Updated: Sandy hits Princeton; more than 30 trees down on campus; thousands without power in local area
The University will be closed again on Tuesday due to the impending landing of Hurricane Sandy. All events have been canceled and Frist Campus Center has been closed beginning this afternoon. However, “critical campus functions” may reopen on Tuesday; a decision will be made at noon.
As of 10 p.m. Monday night, more than 30 trees had fallen down on campus, and University buildings off campus — including graduate student housing — had lost power. Some students on campus reported power outages earlier in the evening, though power was quickly restored.
Hurricane Sandy landed near Atlantic City, N.J. on Monday evening, and Mercer County will remain on high wind warning until 9 a.m. Tuesday.

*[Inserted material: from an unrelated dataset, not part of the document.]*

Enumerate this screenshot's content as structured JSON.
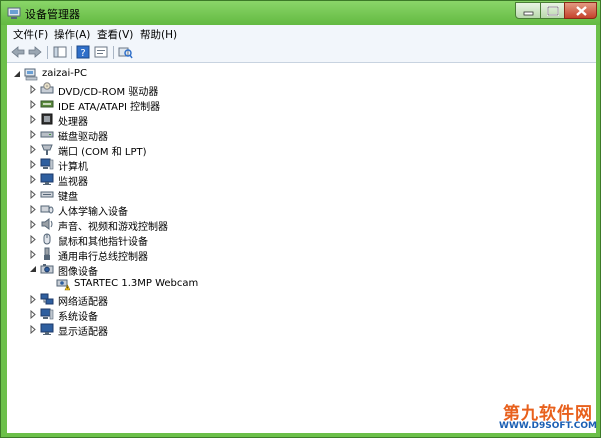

While the area awoke Monday to only moderate rain and winds, the situation quickly deteriorated. Several roads were closed due to flooding and fallen trees and electric wires starting at noon.
A briefing from the Mount Holly, N.J. station of the National Weather Service briefing issued at 8 p.m. forecasted the damages that occurred in Princeton only a few hours later.

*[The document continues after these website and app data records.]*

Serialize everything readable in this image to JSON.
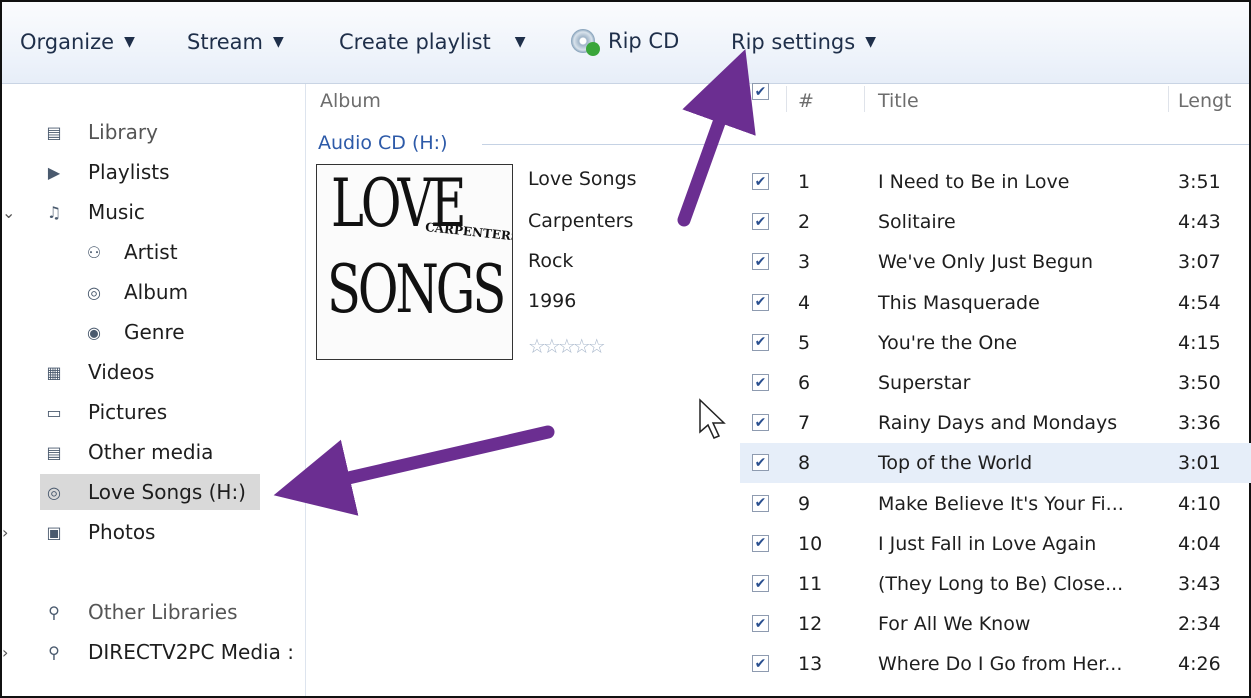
{
  "toolbar": {
    "organize": "Organize",
    "stream": "Stream",
    "create_playlist": "Create playlist",
    "rip_cd": "Rip CD",
    "rip_settings": "Rip settings"
  },
  "nav": {
    "library": "Library",
    "playlists": "Playlists",
    "music": "Music",
    "artist": "Artist",
    "album": "Album",
    "genre": "Genre",
    "videos": "Videos",
    "pictures": "Pictures",
    "other_media": "Other media",
    "love_songs": "Love Songs (H:)",
    "photos": "Photos",
    "other_libraries": "Other Libraries",
    "directv": "DIRECTV2PC Media :"
  },
  "columns": {
    "album": "Album",
    "number": "#",
    "title": "Title",
    "length": "Lengt"
  },
  "group": {
    "title": "Audio CD (H:)"
  },
  "album_art": {
    "line1": "LOVE",
    "line2": "SONGS",
    "brand": "CARPENTERS"
  },
  "album_info": {
    "name": "Love Songs",
    "artist": "Carpenters",
    "genre": "Rock",
    "year": "1996",
    "rating": "☆☆☆☆☆"
  },
  "tracks": [
    {
      "num": "1",
      "title": "I Need to Be in Love",
      "length": "3:51"
    },
    {
      "num": "2",
      "title": "Solitaire",
      "length": "4:43"
    },
    {
      "num": "3",
      "title": "We've Only Just Begun",
      "length": "3:07"
    },
    {
      "num": "4",
      "title": "This Masquerade",
      "length": "4:54"
    },
    {
      "num": "5",
      "title": "You're the One",
      "length": "4:15"
    },
    {
      "num": "6",
      "title": "Superstar",
      "length": "3:50"
    },
    {
      "num": "7",
      "title": "Rainy Days and Mondays",
      "length": "3:36"
    },
    {
      "num": "8",
      "title": "Top of the World",
      "length": "3:01"
    },
    {
      "num": "9",
      "title": "Make Believe It's Your Fi...",
      "length": "4:10"
    },
    {
      "num": "10",
      "title": "I Just Fall in Love Again",
      "length": "4:04"
    },
    {
      "num": "11",
      "title": "(They Long to Be) Close...",
      "length": "3:43"
    },
    {
      "num": "12",
      "title": "For All We Know",
      "length": "2:34"
    },
    {
      "num": "13",
      "title": "Where Do I Go from Her...",
      "length": "4:26"
    }
  ],
  "highlighted_track": 8,
  "colors": {
    "annotation_arrow": "#6b2e91",
    "link_blue": "#2d5aa8",
    "selection_gray": "#d9d9d9"
  }
}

“A prolonged period of high winds will increase the potential for structural damage and widespread power outages,” the briefing said, due to “the combination of wind, increasing rain [and] softened ground.”
As of 10 p.m. Monday, at least 35 roads had been closed in Princeton, although many of them had reopened earlier in the day. This prompted the Princeton Borough and Princeton Township authorities to first ask residents not to drive and to later impose a travel restriction on all of the Princeton roadways just before 9 p.m. Monday.
“Conditions are very dangerous; therefore it is not safe to be on the roadways,” the joint Borough and Township statement said.
Meanwhile, the University sent out its fourth message through the Princeton Telephone and Email Notification System in less than 36 hours on Tuesday just before 9 p.m. to announce that many campus buildings were being switched to electric power from the University’s cogeneration plant.
The message said that updates would be posted on the main University website, though it took an hour for an update about the power situation to be posted online.
Students on campus reported power outages in Whitman, Butler and Forbes colleges from about 7:15 p.m. to 7:20 p.m., though power was restored shortly thereafter.
Only four hours before the latest PTENS message, an earlier mass message had told students to remain indoors and away from windows due to the danger of falling trees. Many trees fell down in the surrounding area in addition to the 30 that fell on campus. The fallen trees and electric wires caused widespread power outages, especially during the evening.
"Students are advised to take extra water and food to their residences, shelter in place and stay away from windows," the PTENS message said.
According to the website of the Public Service Enterprise Group, the electric utility company that supplies electricity to Princeton Borough and Township, between 2,001 and 5,000 people have been left without power in the Township. In the Borough, between 501 and 2,000 people are currently in the dark.
While the cogeneration plant can supply power to connected buildings on campus, off-campus buildings have to rely on the utility company.
The Stanworth and Butler apartments, which house graduate students, do not currently have power. Other nonresidential facilities off campus have also been left without power.
Residents of the 2 Dickinson St. Co-op were sent a specific PTENS message advising them to stay inside or seek shelter in Dillon Gymnasium because the entry door “may remain in locked position.” The co-op currently has power.
Two separate emergency operations centers were set up Monday to coordinate response efforts. One is run by the University, and one is jointly run by the Borough and the Township. The mayors of the two municipalities, Yina Moore ’79 and Chad Goerner, declared a state of emergency in the two Princeton communities in the morning.
The University closed Frist at 4 p.m. Monday, and critical personnel and local emergency services officials were seen having lunch at Rockefeller College together with students. Dining Services has requested additional help staffing the dining hall.
Rescue crews are being offered breakfast, as well as the regular fall break brunch and dinner.
Rescue workers used to eat meals during crises at the University Medical Center at Princeton, University Spokesperson Martin Mbugua said. But since the hospital has moved to Plainsboro, the University offered to serve them, he added.
Township Mayor Chad Goerner said in an interview at noon that even at that time incidents of power outages had already been reported.
“We’ve advised all residents to stay home, and only emergency personnel should be outside,” he said.
At a noon press conference, New Jersey Governor Chris Christie warned residents to be safe and avoid improvising power generation if electricity goes out.
“If it looks stupid, it is stupid, and you're going to wind up hurting yourselves and others,” Christie said.
Township Hall, located at 400 Witherspoon Street, is currently open and has been declared a shelter space for anyone needs it.
Roads close to campus that remain closed include Nassau Street, between Washington and Harrison and sections of Elm Drive by Edwards Halls and Faculty Road.
More than half a million residents have already lost power in New Jersey, and power crews will not be able to fix the problems before Wednesday, when the majority of the storm will have passed, Christie said.